FREDERICK — By August, Maryland had lost 10 dairy farms this year. The Hooper family farm in Frederick just joined that group.
Fourth-generation farmer Donald Hooper closed shop last month, ending a dairy operation his great-grandfather James Oliver Hooper began in 1910.
Two brothers, Marshall, 90, and Roland Hooper, 91, ran the farm for many years. Roland’s son, Donald, took over the business.
“My age and health is what put me out — not the money as much,” Donald Hooper, 61, said.
His two children are not interested in farming, and he will continue to grow crops. When you give up a farm, houses usually follow, Donald said.
Over the years, he has seen people passing out petitions and attending meetings to protest new housing development on land that used to be farms, but selling the 125-acre farm is not in the plans for now, he said.
“My dad could have sold it and gone someplace else, but we like it,” Donald said.
Roland Hooper said he has no regrets being a dairy farmer.
“I was born and raised on this farm and I loved it,” he said, “and I think there’s a future in it” for young people contemplating the vocation.
The cost of staying in business is high, Donald said, and government regulations can be financially stifling, “but I just don’t want people to think dairy farming is a terrible life.”
“And for most people who don’t think we should quit, they should do it for 32 years,” Donald’s wife, Peggy, said. “It doesn’t matter if you’re sick or not, you got to feed those cows. There are no vacations and no holidays.”

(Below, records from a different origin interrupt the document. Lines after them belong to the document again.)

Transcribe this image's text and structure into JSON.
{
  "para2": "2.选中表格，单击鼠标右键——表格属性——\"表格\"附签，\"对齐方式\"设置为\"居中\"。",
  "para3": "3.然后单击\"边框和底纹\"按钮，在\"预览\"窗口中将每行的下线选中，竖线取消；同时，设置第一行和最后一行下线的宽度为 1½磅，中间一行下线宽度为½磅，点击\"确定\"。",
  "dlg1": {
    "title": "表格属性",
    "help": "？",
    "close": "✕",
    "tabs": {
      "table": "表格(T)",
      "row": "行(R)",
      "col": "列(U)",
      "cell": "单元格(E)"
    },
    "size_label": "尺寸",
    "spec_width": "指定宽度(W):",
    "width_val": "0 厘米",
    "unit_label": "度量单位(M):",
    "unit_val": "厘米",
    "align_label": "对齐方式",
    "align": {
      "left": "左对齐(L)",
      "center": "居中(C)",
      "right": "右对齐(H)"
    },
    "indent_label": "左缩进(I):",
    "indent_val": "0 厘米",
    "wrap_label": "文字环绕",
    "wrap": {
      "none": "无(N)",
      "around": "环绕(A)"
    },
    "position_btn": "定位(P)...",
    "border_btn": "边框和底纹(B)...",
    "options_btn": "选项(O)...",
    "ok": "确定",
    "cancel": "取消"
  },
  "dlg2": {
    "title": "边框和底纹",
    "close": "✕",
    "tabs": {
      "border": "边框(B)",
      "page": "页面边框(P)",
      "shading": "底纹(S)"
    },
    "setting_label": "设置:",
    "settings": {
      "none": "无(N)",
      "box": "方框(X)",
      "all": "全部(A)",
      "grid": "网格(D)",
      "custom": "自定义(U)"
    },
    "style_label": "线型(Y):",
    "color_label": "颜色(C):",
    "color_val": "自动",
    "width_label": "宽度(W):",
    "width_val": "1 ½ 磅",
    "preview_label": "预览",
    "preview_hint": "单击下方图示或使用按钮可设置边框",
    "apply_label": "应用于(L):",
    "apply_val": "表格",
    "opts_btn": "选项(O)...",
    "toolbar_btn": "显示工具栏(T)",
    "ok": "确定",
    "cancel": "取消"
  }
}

Health problems meant he could not handle the cows like he used to, or climb a 40-foot ladder to paint the barn, and Peggy was doing a lot of the work, Donald said. Farm workers painted the barn, “but not the way I did it,” Donald said. “I always want the farm looking real nice.”
Operating a small dairy farm was his preference, Donald said. A herd of 86 was the most he milked. Fluctuating milk prices made life stressful for dairy farmers, he said, even though the Maryland-Virginia milk cooperative tried to do the best it could when the market got flooded.

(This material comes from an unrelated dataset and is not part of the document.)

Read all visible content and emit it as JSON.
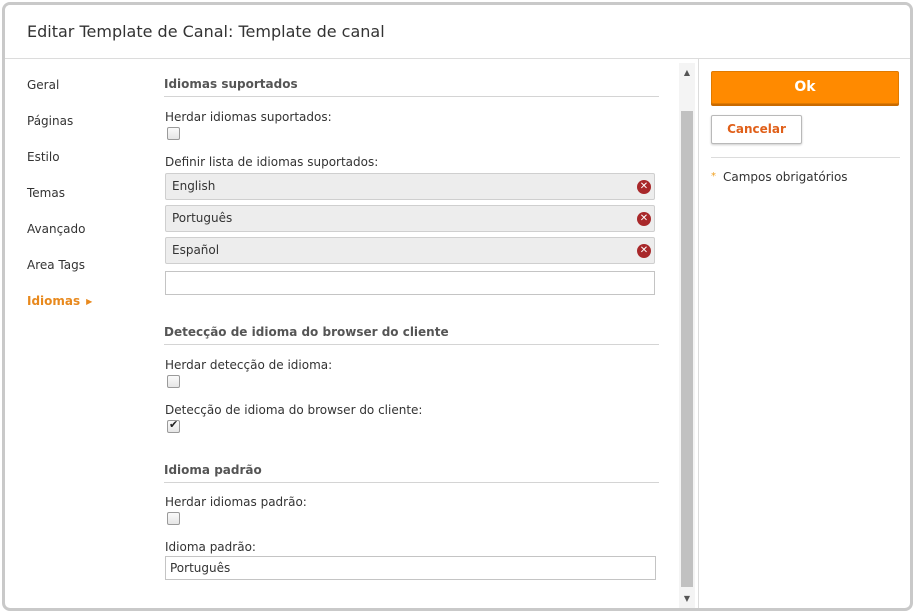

The last check he issued for dairy feed was $490 a ton. For that same amount, he could get eight or nine tons of feed when he started in the business, Donald said.
“All in all, it was decent living. I didn’t starve,” Donald said. “We might be bent a little, but we’re not broke.”

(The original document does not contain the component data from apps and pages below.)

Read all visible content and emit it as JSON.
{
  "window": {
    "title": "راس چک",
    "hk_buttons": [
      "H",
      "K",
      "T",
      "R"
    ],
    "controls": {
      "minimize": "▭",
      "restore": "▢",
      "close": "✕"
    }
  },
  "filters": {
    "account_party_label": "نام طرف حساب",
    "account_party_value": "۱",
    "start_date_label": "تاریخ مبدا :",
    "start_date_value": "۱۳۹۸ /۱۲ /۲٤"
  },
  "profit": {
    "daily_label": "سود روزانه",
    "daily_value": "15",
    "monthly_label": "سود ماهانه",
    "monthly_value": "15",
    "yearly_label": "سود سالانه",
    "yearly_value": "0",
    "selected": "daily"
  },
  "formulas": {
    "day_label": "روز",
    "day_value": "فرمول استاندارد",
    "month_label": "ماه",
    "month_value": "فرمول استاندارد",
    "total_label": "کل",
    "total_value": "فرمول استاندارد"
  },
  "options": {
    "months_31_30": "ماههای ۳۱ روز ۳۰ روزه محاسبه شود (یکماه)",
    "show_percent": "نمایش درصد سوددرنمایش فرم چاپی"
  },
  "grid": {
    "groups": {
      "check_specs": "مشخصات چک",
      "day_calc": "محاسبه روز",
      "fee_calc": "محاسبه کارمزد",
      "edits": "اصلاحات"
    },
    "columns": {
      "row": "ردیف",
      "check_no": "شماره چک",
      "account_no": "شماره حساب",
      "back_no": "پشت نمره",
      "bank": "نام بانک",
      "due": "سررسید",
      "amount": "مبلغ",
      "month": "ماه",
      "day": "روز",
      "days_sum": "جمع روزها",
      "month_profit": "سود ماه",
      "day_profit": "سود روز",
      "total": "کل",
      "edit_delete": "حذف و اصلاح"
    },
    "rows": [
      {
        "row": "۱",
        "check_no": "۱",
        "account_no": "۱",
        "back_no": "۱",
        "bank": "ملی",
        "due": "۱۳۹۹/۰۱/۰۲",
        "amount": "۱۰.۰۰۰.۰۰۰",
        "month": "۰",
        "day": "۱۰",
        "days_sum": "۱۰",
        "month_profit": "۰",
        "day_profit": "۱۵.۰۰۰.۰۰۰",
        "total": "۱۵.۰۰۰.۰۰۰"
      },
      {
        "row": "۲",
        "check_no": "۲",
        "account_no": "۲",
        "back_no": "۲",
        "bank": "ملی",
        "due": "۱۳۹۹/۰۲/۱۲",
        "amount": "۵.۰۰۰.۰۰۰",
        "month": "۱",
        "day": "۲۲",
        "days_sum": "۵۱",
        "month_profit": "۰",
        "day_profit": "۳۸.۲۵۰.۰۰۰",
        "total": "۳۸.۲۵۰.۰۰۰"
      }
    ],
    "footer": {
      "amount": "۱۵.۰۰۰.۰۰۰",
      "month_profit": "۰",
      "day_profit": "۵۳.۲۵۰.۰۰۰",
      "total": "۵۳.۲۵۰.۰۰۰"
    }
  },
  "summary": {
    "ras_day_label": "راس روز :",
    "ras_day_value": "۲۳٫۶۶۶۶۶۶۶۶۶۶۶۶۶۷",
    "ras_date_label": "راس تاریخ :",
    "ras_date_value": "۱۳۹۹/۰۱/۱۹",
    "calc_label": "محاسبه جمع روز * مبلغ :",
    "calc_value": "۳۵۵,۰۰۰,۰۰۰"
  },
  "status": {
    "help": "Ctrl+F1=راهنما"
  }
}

Farming is still a good way to get by, Donald said.
“You can still make a couple of dollars with crops,” he said. “Prices are great for crop farmers, but how long will it last?”
The dairy landscape has changed. When he was in high school, 15 dairy farms occupied a few square miles of each other in the Yellow Springs Road area, Donald said.
The Hooper Farm has had a few agriculture dignitaries over the years, including Russians and U.S. Department of Agriculture officials who came by to learn the workings of a small dairy farm.
He told the USDA officials he was milking in a 63-year-old facility, using a 58-year-old tractor and a 14-year-old truck.
“I told them, ‘How much more efficient you want me to get?’” Donald said.
The Russians were amazed as he hugged a cow that weighed more than a ton.
Dairy is the most fragile of all the agriculture sectors, Maryland Agriculture Secretary Earl “Buddy” Hance said during a recent tour of dairy farms in Frederick County.
Milk prices are not stable, and dairy farmers are concerned about the impact regulations have on their individual farms, Hance said.
Dairy farms in Maryland have dwindled to 490 operations. The Free State lost 10 dairy farms this year, and the largest dairy farm has about 1,500 cows, Hance said.
The future of dairy farming will rest with larger operations of a thousand cows or more, Donald said.
Jeannette Johnson said she and her husband, Mack, have had the good fortune to be 50-year neighbors to the Hoopers.
“Mack has helped them in many ways over the years when machinery needed repairs, and they have been very good about helping us in our time of need,” Jeannette Johnson said.